All of these pioneering artists laid the foundation for the contemporary performance and installation works that have defined much of the art of the past twenty years.
New Movements for a New Decade
Many works in Circa 1958 suggest the various styles and directions that emerged at the turn of the decade. During the late 1950s and early 1960s, many artists, including Romare Bearden, Wallace Berman, Bruce Connor, and Lucas Samaras, emerged from the traditions of Assemblage and Collage to create extremely personal and sometimes idiosyncratic works of art.
Movement toward Minimalism in the 1960s can be charted in the early works of other artists working at this time, including Darby Bannard, Larry Bell, George Ortman, Tony Smith, and Ronald Bladen. These artists absorbed many of the distinguishing features of paintings exhibited in the Ackland’s first floor galleries: geometry, repetition, and compositions reduced to clear, essential forms.

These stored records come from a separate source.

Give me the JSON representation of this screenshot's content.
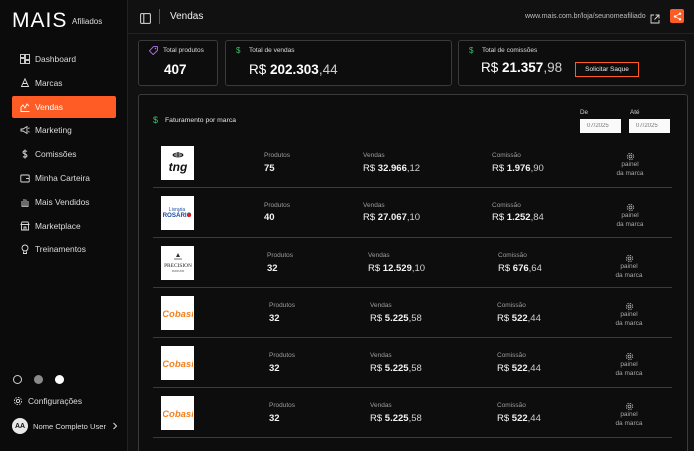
{
  "brand": {
    "logo": "MAIS",
    "subtitle": "Afiliados"
  },
  "sidebar": {
    "items": [
      {
        "label": "Dashboard",
        "icon": "dashboard-icon",
        "active": false
      },
      {
        "label": "Marcas",
        "icon": "brand-icon",
        "active": false
      },
      {
        "label": "Vendas",
        "icon": "sales-icon",
        "active": true
      },
      {
        "label": "Marketing",
        "icon": "megaphone-icon",
        "active": false
      },
      {
        "label": "Comissões",
        "icon": "dollar-icon",
        "active": false
      },
      {
        "label": "Minha Carteira",
        "icon": "wallet-icon",
        "active": false
      },
      {
        "label": "Mais Vendidos",
        "icon": "hand-icon",
        "active": false
      },
      {
        "label": "Marketplace",
        "icon": "store-icon",
        "active": false
      },
      {
        "label": "Treinamentos",
        "icon": "training-icon",
        "active": false
      }
    ],
    "settings_label": "Configurações",
    "user_initials": "AA",
    "user_name": "Nome Completo User"
  },
  "header": {
    "title": "Vendas",
    "url": "www.mais.com.br/loja/seunomeafiliado"
  },
  "stats": {
    "products": {
      "label": "Total produtos",
      "value": "407"
    },
    "sales": {
      "label": "Total de vendas",
      "prefix": "R$ ",
      "int": "202.303",
      "dec": ",44"
    },
    "commission": {
      "label": "Total de comissões",
      "prefix": "R$ ",
      "int": "21.357",
      "dec": ",98",
      "button": "Solicitar Saque"
    }
  },
  "panel": {
    "title": "Faturamento por marca",
    "from_label": "De",
    "to_label": "Até",
    "from_value": "07/2025",
    "to_value": "07/2025"
  },
  "columns": {
    "products": "Produtos",
    "sales": "Vendas",
    "commission": "Comissão",
    "link_line1": "painel",
    "link_line2": "da marca"
  },
  "rows": [
    {
      "brand": "tng",
      "products": "75",
      "sales_prefix": "R$ ",
      "sales_int": "32.966",
      "sales_dec": ",12",
      "comm_prefix": "R$ ",
      "comm_int": "1.976",
      "comm_dec": ",90"
    },
    {
      "brand": "Rosário",
      "products": "40",
      "sales_prefix": "R$ ",
      "sales_int": "27.067",
      "sales_dec": ",10",
      "comm_prefix": "R$ ",
      "comm_int": "1.252",
      "comm_dec": ",84"
    },
    {
      "brand": "Precision",
      "products": "32",
      "sales_prefix": "R$ ",
      "sales_int": "12.529",
      "sales_dec": ",10",
      "comm_prefix": "R$ ",
      "comm_int": "676",
      "comm_dec": ",64"
    },
    {
      "brand": "Cobasi",
      "products": "32",
      "sales_prefix": "R$ ",
      "sales_int": "5.225",
      "sales_dec": ",58",
      "comm_prefix": "R$ ",
      "comm_int": "522",
      "comm_dec": ",44"
    },
    {
      "brand": "Cobasi",
      "products": "32",
      "sales_prefix": "R$ ",
      "sales_int": "5.225",
      "sales_dec": ",58",
      "comm_prefix": "R$ ",
      "comm_int": "522",
      "comm_dec": ",44"
    },
    {
      "brand": "Cobasi",
      "products": "32",
      "sales_prefix": "R$ ",
      "sales_int": "5.225",
      "sales_dec": ",58",
      "comm_prefix": "R$ ",
      "comm_int": "522",
      "comm_dec": ",44"
    }
  ],
  "colors": {
    "accent": "#fe5c24",
    "cobasi": "#f58220",
    "tng": "#111111",
    "rosario": "#1c4b9c"
  }
}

In contrast, artists who looked to the world of existing popular imagery or commercially-inspired techniques for inspiration opened the door to the emergence of Pop Art, represented in works by Robert Indiana, Ed Ruscha, and James Rosenquist. Richard Anuszkiewicz was among the artists who experimented with color to create the visual illusion of movement that would become known as Optical (Op) Art. A major work by Lenore Tawney demonstrates how the boundary between craft and fine art became permeable at the turn of the decade.
New approaches, ideas, and forms gave these artists a greater freedom that would lead to an even greater range of options for art making in the coming decades.
Early Pop Art
In 1958, art critic Lawrence Alloway coined the term “Pop Art” to describe the work of British artists who were independently referencing aspects of popular culture. By the early 1960s, many American artists made popular imagery central to their work, reflecting the increasing influence of commercial advertising and the mass media on American culture. They also began using commercial art techniques — screen printing and other reproductive processes — in the production of these works of art.
The works by Claes Oldenburg, Tom Wesselmann, and Andy Warhol, seen in the exhibition, are early experiments in approach, subject matter, and incorporating popular images. The works show how the techniques and ideas of Assemblage and Collage laid a substantial foundation for their later, and more mature, Pop Art.
Circa 1958 Patrons
The University of North Carolina at Chapel Hill
William R. Kenan Jr. Charitable Trust
Nathan Cummings Foundation
Randleigh Foundation Trust
Arthur F. and Alice E. Adams Foundation
North Carolina Arts Council, with funding from the National Endowment for the Arts
Mr. James-Keith Brown and Mr. Eric G. Diefenbach
Dr. J. Kenneth and Mrs. Ellen T. Chance
Mr. C. Perry Colwell and Ms. Betty Neese
Ms. Shirley Drechsel and Mr. Wayne Vaughn
Mr. W. Howard Holsenbeck Jr.
Mr. Thomas S. Kenan III
The Estate of William O. Livingstone
Mrs. Beatrice Cummings Mayer
Dr. Charles W. Millard III
Ms. Elizabeth Kenan Morton
Ms. Paula Davis Noell
Mr. and Mrs. James Richard Patton Jr.
Ms. Josephine Ward Patton
Drs. Leena and Sheldon Peck
Ms. Katharine Lee Reid
Mr. and Mrs. Herbert F. Shatzman
Mr. Michael and Ms. Gayle Sheppard
Mr. and Mrs. John L. Townsend III
Mr. Charles Weinraub
Mr. Charles J. Wolfe and Ms. Sandra Roth
Ms. Ann Bondurant Young
Mark Day Company
North Carolina Public Radio, WUNC